I've spent a fair amount of time working with Debian so I'm used to opening a terminal, switching to root and typing apt-get update. One thing about the default terminal though is that it's boring. Just black text on a white background. Fortunately, you don't have to live with it if you don't want to. It's easy to customize the terminal's appearance to suit your fancy.
In this article I will describe how to setup a nearly complete encrypted system using Debian Etch and cryptsetup with LUKS. The goal is: encrypt all partitions except /boot.
For a long time, it's been a given that anything on our Web site that includes the word "Linux" will generate an extra-special amount of reader traffic. But I never dreamed this week's LinuxWorld conference track on "Linux in the Channel" would be sold out—more than five times the anticipated attendees registered.

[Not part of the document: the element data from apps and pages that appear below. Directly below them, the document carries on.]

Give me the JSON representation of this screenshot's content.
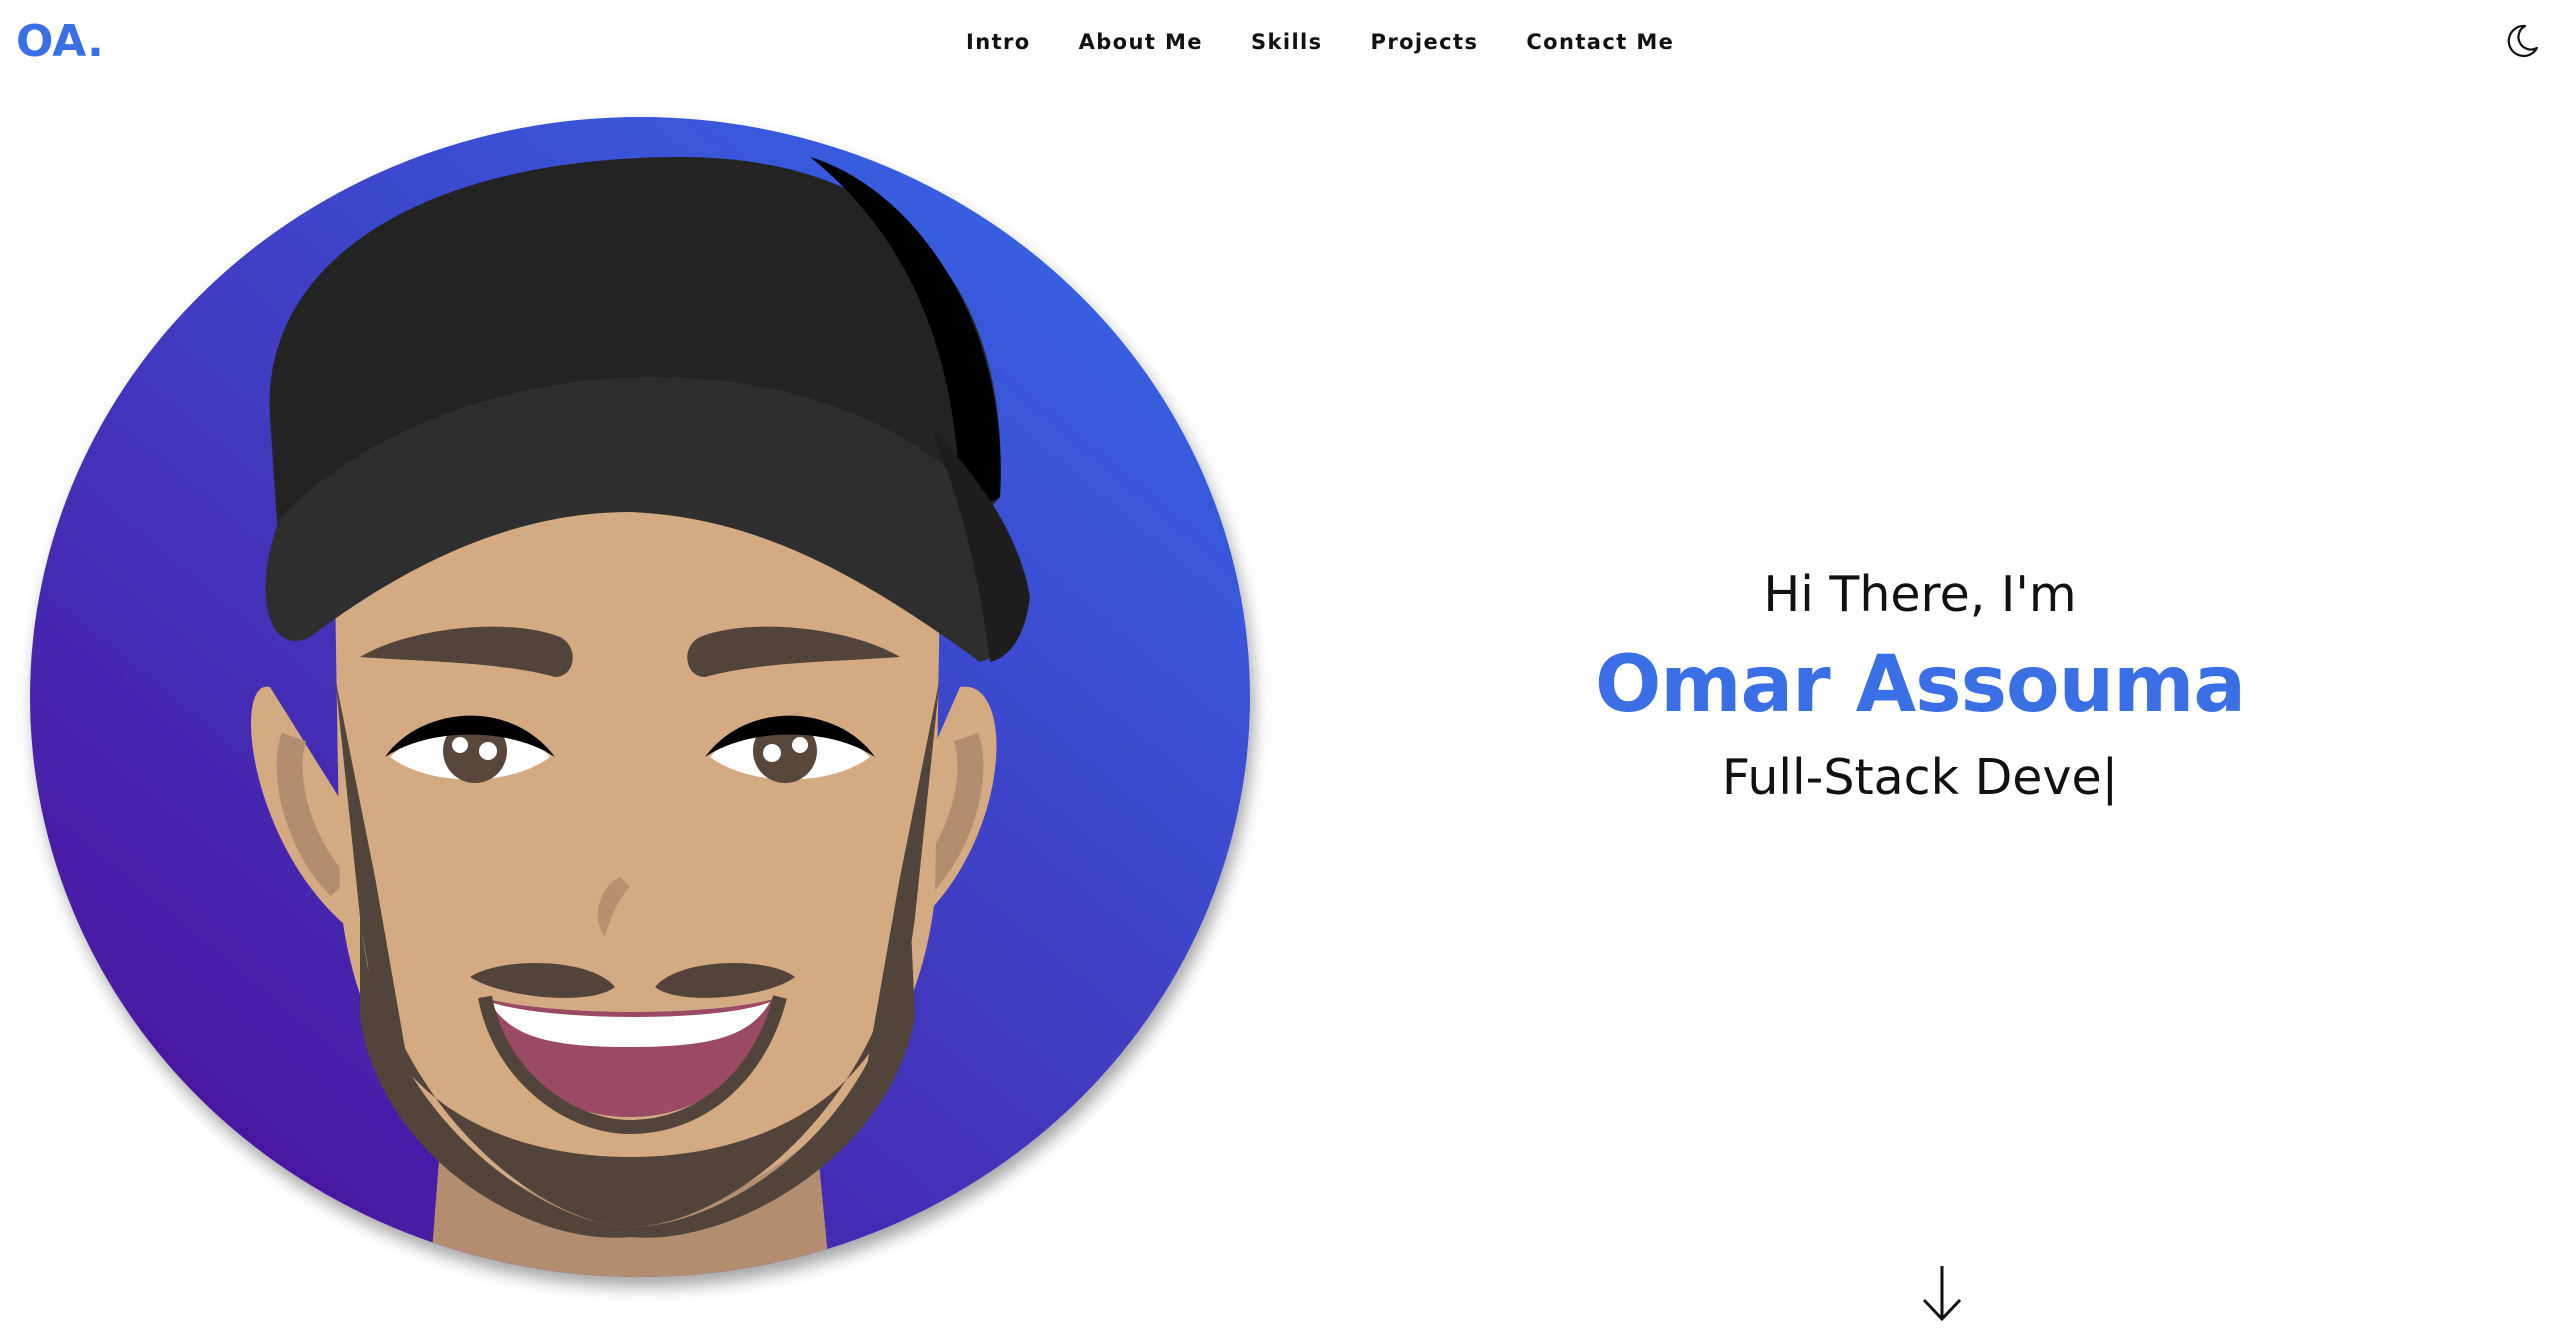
{
  "header": {
    "logo": "OA.",
    "nav": [
      {
        "label": "Intro"
      },
      {
        "label": "About Me"
      },
      {
        "label": "Skills"
      },
      {
        "label": "Projects"
      },
      {
        "label": "Contact Me"
      }
    ],
    "theme_icon": "moon-icon"
  },
  "hero": {
    "greeting": "Hi There, I'm",
    "name": "Omar Assouma",
    "role": "Full-Stack Deve",
    "cursor": "|"
  },
  "scroll_icon": "arrow-down-icon",
  "colors": {
    "accent": "#3b6fe6",
    "avatar_gradient_top": "#3a64e6",
    "avatar_gradient_bottom": "#4a1a9e",
    "cap": "#2b2b2b",
    "skin": "#d4aa82",
    "beard": "#52443a"
  }
}
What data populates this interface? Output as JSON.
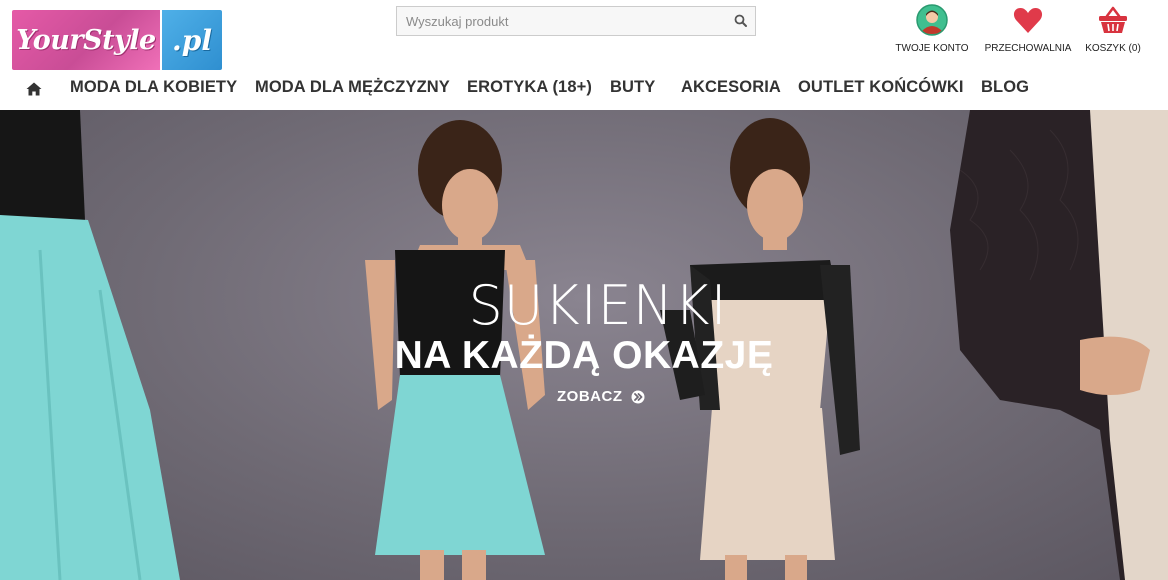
{
  "logo": {
    "part1": "YourStyle",
    "part2": ".pl"
  },
  "search": {
    "placeholder": "Wyszukaj produkt"
  },
  "header_icons": [
    {
      "label": "TWOJE KONTO",
      "icon": "user-avatar-icon"
    },
    {
      "label": "PRZECHOWALNIA",
      "icon": "heart-icon"
    },
    {
      "label": "KOSZYK (0)",
      "icon": "basket-icon"
    }
  ],
  "nav": {
    "home_icon": "home-icon",
    "items": [
      {
        "label": "MODA DLA KOBIETY"
      },
      {
        "label": "MODA DLA MĘŻCZYZNY"
      },
      {
        "label": "EROTYKA (18+)"
      },
      {
        "label": "BUTY"
      },
      {
        "label": "AKCESORIA"
      },
      {
        "label": "OUTLET KOŃCÓWKI"
      },
      {
        "label": "BLOG"
      }
    ]
  },
  "hero": {
    "title": "SUKIENKI",
    "subtitle": "NA KAŻDĄ OKAZJĘ",
    "cta": "ZOBACZ",
    "cta_icon": "double-chevron-right-icon"
  },
  "colors": {
    "logo_pink": "#e55aa7",
    "logo_blue": "#3a9ddc",
    "heart_red": "#e03a4a",
    "basket_red": "#d8333f",
    "avatar_green": "#3fbf8f",
    "nav_text": "#333333",
    "hero_bg": "#6f6a74"
  }
}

I found the book "Web Design In A Nutshell - A Quick Desktop Reference" authored by Jennifer Niederst Robbins and published by O'Reilly to be a one of a kind book in that it covers all the important concepts right from HTML 4.1 to XHTML, CSS, Java Script and much more.
This week in DistroWatch Weekly:
- News: openSUSE birthday, Robbins returns to Gentoo, Ulteo update, Debian vs Ubuntu, new BSD live systems
- Statistics: DistroWatch in Central America
- Released last week: Ubuntu 6.06.1, Freespire 1.0
- Upcoming releases: Foresight Linux 1.0
- Site updates: End of podcast, discontinued distributions
- New distributions: AeganLinux, epiOS, MidnightBSD, Quetzal, RoFreeSBIE
- Reader comments
Read more in this week's issue of DistroWatch Weekly....
The long development process of Slackware Linux 11.0 is about to conclude - that's according to Patrick Volkerding who has declared the "current" tree as RC1: "There are still a few changes yet to happen, but let's call this Slackware 11.0 release candidate 1." Other recent changes include upgrade to stable kernel 2.4.33; upgrade to udev 097, and rebuild of glibc 2.3.6 for both 2.4.33 and 188.8.131.52 kernels. The new release will ship with X.Org 6.9.0 and KDE 3.5.4, and will provide SeaMonkey instead of Mozilla.